◆ To do
Read the records below and report each line in which "color" occurs.

◆ Records to process
=== Begin Enclosure ===
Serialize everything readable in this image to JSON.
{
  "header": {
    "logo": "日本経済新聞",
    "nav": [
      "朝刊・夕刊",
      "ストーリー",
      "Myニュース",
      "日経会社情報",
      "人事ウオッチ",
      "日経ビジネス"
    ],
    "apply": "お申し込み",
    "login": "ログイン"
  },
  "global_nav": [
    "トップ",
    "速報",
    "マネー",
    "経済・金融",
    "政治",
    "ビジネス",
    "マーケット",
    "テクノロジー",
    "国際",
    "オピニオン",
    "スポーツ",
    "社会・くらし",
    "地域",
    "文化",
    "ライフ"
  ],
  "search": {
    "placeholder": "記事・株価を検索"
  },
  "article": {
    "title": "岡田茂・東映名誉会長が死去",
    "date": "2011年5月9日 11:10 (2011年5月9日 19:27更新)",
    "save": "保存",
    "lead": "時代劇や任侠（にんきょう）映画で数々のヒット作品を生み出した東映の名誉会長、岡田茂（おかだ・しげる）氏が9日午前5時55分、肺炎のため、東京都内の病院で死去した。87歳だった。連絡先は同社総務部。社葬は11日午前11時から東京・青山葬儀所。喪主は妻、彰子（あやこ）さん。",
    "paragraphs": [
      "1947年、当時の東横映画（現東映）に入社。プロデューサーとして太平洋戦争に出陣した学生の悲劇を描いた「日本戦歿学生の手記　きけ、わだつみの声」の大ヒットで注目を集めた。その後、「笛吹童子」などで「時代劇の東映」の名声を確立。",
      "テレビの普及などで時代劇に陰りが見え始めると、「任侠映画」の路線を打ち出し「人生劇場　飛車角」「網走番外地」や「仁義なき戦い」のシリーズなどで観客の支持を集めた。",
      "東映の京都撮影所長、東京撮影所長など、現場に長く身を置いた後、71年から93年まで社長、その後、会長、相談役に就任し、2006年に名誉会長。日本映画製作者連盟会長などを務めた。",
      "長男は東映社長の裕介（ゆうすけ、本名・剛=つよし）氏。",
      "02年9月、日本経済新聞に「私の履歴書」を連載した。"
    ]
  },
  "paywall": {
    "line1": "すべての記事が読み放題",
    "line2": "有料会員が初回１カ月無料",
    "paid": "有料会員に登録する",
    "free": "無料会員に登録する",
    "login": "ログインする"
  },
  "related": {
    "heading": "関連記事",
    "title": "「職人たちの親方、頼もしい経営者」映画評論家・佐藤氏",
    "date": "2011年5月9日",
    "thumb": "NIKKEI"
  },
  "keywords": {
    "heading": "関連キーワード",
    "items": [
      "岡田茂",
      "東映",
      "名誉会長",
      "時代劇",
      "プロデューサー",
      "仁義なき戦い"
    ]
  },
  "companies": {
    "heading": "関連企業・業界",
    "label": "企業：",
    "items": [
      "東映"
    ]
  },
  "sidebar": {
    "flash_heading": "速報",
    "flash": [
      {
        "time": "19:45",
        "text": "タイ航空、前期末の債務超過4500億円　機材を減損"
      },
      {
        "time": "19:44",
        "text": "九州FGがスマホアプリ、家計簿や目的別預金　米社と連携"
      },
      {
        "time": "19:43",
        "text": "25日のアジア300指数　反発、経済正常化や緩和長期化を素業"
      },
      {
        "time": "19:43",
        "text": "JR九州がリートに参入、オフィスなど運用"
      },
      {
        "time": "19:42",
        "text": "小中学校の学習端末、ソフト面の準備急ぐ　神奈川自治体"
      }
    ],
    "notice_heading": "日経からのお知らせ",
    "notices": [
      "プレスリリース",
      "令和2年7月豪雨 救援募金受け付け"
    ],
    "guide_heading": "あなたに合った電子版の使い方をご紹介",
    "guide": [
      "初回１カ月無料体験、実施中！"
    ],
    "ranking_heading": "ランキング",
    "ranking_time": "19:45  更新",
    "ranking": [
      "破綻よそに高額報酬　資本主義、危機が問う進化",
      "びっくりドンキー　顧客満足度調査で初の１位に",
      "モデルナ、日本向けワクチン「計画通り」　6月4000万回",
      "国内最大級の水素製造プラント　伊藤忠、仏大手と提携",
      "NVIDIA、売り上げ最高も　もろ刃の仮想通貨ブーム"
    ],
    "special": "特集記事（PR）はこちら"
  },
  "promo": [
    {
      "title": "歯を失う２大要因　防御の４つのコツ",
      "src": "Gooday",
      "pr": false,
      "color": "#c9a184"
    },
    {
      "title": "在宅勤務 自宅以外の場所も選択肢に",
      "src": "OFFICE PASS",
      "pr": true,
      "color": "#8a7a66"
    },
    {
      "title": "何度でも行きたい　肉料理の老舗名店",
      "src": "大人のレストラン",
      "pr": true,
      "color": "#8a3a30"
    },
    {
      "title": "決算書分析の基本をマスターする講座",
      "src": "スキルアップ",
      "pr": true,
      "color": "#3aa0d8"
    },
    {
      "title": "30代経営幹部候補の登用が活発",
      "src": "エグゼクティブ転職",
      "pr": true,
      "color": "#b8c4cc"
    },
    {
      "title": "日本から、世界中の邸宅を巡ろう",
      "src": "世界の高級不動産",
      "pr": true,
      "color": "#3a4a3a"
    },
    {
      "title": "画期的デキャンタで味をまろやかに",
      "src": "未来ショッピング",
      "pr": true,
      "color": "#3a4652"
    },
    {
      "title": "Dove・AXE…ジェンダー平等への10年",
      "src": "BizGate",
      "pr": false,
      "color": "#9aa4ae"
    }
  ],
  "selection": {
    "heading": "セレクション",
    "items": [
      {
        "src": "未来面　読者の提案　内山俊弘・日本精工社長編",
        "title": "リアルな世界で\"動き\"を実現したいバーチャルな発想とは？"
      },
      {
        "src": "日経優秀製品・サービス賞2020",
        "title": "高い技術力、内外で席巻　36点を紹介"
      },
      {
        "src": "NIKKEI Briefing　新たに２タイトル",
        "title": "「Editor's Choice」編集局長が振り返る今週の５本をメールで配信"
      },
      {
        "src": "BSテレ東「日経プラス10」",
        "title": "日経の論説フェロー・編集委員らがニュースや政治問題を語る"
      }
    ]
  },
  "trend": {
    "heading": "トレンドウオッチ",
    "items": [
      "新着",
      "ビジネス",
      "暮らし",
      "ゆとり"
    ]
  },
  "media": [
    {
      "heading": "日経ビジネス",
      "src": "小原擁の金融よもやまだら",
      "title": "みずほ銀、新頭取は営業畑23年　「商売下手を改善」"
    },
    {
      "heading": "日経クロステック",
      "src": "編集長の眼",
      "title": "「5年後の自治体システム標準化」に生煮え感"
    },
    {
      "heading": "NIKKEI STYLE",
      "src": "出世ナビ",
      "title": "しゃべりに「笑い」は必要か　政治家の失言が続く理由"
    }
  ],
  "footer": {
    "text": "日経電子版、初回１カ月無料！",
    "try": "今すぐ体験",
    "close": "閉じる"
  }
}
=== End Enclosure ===
◆ Exercise answer
      "color": "#c9a184"
      "color": "#8a7a66"
      "color": "#8a3a30"
      "color": "#3aa0d8"
      "color": "#b8c4cc"
      "color": "#3a4a3a"
      "color": "#3a4652"
      "color": "#9aa4ae"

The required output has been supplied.